In November, the Georgetown Institute for the Study of Markets and Ethics (GISME) hosted a seminar titled “Ethics Across the Curriculum.” Fourteen graduate students from Georgetown University and other universities across the United States and Canada were recruited from a variety of disciplines, including political science, economics, history, business, and philosophy, to discuss the relationship between their area of study and normative thinking.

“The seminar asked, can you work as an economist, a political scientist, business management professor, anything, without a normative framework?” said Michael Douma, the director of GISME. “Are you simply just describing, or do you have a background of normative questions that you're thinking about? Questions that influence the way that you write, what you plan to research, and where to go next.”

The students participated in six sessions, each of which focused on a particular area of study and featured various articles selected by Douma. The specific disciplines were chosen because of their inherent relationship to the study of markets.

The seminar sought to promote communication between disciplines and understanding of different methods used when approaching ethics. Students became increasingly aware of the relationship between ethics and their respective area of study, as well as the disciplines of others.

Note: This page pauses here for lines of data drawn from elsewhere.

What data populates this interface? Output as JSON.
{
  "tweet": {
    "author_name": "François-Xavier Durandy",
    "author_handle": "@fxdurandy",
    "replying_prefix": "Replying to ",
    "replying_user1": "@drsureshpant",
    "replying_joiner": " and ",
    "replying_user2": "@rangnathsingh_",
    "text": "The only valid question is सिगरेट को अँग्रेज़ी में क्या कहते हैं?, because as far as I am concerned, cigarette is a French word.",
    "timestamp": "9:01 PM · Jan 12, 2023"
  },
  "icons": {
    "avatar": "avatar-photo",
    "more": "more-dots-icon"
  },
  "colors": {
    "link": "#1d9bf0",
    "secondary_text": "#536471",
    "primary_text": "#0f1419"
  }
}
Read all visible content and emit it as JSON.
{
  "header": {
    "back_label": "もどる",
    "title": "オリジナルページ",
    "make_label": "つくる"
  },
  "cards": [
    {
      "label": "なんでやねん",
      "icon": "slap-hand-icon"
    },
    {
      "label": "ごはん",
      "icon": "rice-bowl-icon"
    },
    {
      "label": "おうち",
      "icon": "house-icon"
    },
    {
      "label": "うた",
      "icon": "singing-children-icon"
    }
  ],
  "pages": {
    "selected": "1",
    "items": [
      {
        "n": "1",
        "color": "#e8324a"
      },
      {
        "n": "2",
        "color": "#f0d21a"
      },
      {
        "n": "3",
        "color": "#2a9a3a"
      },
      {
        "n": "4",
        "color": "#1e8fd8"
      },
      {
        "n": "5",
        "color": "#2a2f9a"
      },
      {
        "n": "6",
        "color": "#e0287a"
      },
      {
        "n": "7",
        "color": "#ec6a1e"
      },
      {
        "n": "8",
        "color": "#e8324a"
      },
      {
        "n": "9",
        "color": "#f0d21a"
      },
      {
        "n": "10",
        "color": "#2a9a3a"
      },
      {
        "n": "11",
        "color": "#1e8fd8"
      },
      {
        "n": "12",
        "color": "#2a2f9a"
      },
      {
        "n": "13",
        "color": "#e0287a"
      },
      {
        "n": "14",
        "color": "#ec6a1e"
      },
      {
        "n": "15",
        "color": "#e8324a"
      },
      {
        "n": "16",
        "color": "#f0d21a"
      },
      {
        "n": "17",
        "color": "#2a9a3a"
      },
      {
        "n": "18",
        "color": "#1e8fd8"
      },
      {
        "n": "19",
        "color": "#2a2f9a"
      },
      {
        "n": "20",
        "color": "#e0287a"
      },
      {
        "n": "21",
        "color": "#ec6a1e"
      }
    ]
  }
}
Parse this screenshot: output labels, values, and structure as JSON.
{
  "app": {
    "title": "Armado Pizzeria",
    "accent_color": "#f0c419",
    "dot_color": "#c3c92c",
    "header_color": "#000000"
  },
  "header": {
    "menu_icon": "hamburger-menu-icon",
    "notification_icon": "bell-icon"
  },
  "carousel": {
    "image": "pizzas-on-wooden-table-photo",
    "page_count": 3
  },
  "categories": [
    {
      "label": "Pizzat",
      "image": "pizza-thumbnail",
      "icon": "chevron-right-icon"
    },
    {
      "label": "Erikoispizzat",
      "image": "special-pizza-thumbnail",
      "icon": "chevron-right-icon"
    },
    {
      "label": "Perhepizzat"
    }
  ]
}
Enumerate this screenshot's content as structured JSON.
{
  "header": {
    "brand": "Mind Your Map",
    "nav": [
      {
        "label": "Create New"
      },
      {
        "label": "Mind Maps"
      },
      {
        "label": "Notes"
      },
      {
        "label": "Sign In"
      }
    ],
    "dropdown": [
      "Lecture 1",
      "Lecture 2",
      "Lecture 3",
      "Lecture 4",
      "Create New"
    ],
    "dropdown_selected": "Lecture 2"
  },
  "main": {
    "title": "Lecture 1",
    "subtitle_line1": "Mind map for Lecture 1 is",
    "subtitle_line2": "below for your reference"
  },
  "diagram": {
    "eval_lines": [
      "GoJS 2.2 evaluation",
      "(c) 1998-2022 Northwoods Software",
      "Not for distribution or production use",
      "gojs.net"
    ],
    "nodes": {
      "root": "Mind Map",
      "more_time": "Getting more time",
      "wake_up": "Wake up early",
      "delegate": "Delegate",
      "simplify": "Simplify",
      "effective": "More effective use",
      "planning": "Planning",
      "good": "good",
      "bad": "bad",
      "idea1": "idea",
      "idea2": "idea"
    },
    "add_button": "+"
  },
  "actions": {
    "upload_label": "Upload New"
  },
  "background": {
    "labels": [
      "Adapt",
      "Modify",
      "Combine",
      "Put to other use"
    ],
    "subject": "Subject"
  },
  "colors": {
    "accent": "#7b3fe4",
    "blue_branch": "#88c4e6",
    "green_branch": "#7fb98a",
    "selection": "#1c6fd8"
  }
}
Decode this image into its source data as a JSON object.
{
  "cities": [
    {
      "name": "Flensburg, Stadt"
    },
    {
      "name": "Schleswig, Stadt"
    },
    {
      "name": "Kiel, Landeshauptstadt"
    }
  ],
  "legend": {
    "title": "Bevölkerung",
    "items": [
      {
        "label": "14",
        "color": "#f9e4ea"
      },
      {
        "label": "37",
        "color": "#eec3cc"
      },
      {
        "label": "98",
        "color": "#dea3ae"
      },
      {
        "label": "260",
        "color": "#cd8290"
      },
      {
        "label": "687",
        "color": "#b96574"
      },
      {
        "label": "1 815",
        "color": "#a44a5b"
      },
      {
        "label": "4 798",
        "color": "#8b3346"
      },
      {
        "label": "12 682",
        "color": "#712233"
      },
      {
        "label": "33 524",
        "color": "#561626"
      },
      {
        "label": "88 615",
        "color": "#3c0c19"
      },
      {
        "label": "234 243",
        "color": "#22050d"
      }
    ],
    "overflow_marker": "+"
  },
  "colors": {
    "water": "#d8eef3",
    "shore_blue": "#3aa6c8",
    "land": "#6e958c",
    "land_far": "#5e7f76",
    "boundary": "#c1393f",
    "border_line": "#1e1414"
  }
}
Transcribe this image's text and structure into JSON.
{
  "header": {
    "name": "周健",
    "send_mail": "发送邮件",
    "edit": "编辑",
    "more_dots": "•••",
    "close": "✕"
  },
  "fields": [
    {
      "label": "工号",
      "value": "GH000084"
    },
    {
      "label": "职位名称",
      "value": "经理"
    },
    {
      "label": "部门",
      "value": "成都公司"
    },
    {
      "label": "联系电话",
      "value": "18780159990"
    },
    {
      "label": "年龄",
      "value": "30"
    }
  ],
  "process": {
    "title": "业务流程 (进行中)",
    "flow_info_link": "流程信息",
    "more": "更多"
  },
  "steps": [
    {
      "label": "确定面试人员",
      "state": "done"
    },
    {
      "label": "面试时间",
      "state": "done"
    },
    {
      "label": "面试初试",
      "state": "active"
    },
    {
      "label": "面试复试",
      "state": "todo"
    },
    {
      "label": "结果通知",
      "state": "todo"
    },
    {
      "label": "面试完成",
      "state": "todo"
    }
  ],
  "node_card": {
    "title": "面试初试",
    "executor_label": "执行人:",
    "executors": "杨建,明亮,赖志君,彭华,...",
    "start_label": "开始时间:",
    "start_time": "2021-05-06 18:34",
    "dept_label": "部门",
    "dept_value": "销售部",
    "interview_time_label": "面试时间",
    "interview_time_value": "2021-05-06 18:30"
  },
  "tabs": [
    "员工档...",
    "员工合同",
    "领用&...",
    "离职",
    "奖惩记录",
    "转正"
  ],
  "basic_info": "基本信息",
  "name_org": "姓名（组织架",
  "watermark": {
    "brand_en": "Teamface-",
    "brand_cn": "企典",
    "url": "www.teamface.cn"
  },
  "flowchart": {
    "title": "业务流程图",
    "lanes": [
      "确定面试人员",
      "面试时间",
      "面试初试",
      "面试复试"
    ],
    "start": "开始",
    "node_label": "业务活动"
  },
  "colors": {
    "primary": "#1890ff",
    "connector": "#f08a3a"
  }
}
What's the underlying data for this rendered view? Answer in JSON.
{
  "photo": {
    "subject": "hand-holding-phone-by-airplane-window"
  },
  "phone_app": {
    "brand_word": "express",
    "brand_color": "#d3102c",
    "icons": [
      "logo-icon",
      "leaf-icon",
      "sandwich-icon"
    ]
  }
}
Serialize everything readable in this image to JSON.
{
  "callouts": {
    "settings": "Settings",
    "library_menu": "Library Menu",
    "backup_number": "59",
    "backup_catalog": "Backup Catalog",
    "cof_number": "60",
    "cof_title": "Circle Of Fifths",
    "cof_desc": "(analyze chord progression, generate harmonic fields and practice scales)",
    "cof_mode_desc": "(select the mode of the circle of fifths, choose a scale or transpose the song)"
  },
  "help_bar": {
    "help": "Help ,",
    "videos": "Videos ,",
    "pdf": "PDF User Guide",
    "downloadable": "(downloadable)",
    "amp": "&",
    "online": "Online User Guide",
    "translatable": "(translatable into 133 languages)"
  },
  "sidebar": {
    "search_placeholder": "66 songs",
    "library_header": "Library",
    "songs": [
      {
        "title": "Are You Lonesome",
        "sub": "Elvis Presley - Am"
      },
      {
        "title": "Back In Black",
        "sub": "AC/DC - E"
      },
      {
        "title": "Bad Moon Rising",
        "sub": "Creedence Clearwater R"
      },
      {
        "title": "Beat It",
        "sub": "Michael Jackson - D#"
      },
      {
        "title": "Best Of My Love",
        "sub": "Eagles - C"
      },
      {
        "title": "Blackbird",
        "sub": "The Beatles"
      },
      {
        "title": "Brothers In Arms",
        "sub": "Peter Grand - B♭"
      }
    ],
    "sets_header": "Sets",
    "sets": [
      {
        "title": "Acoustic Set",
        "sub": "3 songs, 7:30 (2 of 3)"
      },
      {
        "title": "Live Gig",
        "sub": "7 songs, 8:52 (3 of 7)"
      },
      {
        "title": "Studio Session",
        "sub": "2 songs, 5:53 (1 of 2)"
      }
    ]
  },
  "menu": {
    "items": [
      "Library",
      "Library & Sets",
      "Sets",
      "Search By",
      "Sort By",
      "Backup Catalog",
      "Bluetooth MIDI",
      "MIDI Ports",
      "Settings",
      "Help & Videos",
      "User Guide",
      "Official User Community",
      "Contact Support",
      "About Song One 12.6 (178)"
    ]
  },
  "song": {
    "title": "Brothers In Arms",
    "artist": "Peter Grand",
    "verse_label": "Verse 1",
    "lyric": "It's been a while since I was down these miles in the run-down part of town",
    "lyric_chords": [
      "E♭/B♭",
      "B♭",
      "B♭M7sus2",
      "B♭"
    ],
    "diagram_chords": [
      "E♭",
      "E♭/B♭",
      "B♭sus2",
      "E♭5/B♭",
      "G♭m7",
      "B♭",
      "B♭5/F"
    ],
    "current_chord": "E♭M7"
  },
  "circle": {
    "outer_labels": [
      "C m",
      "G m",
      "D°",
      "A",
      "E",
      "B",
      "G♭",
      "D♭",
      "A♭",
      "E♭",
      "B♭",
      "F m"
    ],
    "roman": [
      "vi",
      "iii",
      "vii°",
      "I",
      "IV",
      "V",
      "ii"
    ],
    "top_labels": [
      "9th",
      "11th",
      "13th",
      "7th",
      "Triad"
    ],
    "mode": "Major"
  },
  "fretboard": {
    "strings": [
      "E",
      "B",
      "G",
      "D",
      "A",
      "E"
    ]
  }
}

“The candid discussion and intelligent exchange of ideas allowed me to think more deeply about how ethics and normative thinking are incorporated into my research and studies,” said Benjamin Gibbs, a historian and business student from the University of Dallas. “The variety of disciplines represented also facilitated discourse as to how my department's study of ethics is informed by other disciplines and how we can communicate across departments."

The students determined that although it may be possible to conduct research without thinking about ethics, the research would be bland.

“The major realization I came away with from the seminar was just how inescapable normative thinking is in work across the humanities and social sciences,” said Ben Woodfinden, a Carleton University graduate student in political philosophy. “Being aware of the normative foundations and presuppositions inherent in virtually all scholarship and research helps us better critically evaluate our own work and research, as well as the work of others."

By hosting “Ethics Across the Curriculum,” GISME helped to fulfill the mission of the McDonough School of Business to create principled leaders.

“If we want to create principled leaders, we can’t just tell people to be good. We have to put them through situations and they need to think about various problems,” Douma said.

The seminar was successful in both promoting awareness of philosophical ethics across a variety of disciplines and increasing GISME’s profile.

“The conference was a fruitful opportunity to discuss the nature and importance of ethical practice and ethical theory with non-specialists across a large breadth of academic disciplines,” said Gordon Shannon, a Princeton University Ph.D. candidate in philosophy.

 

--Lindsay Reilly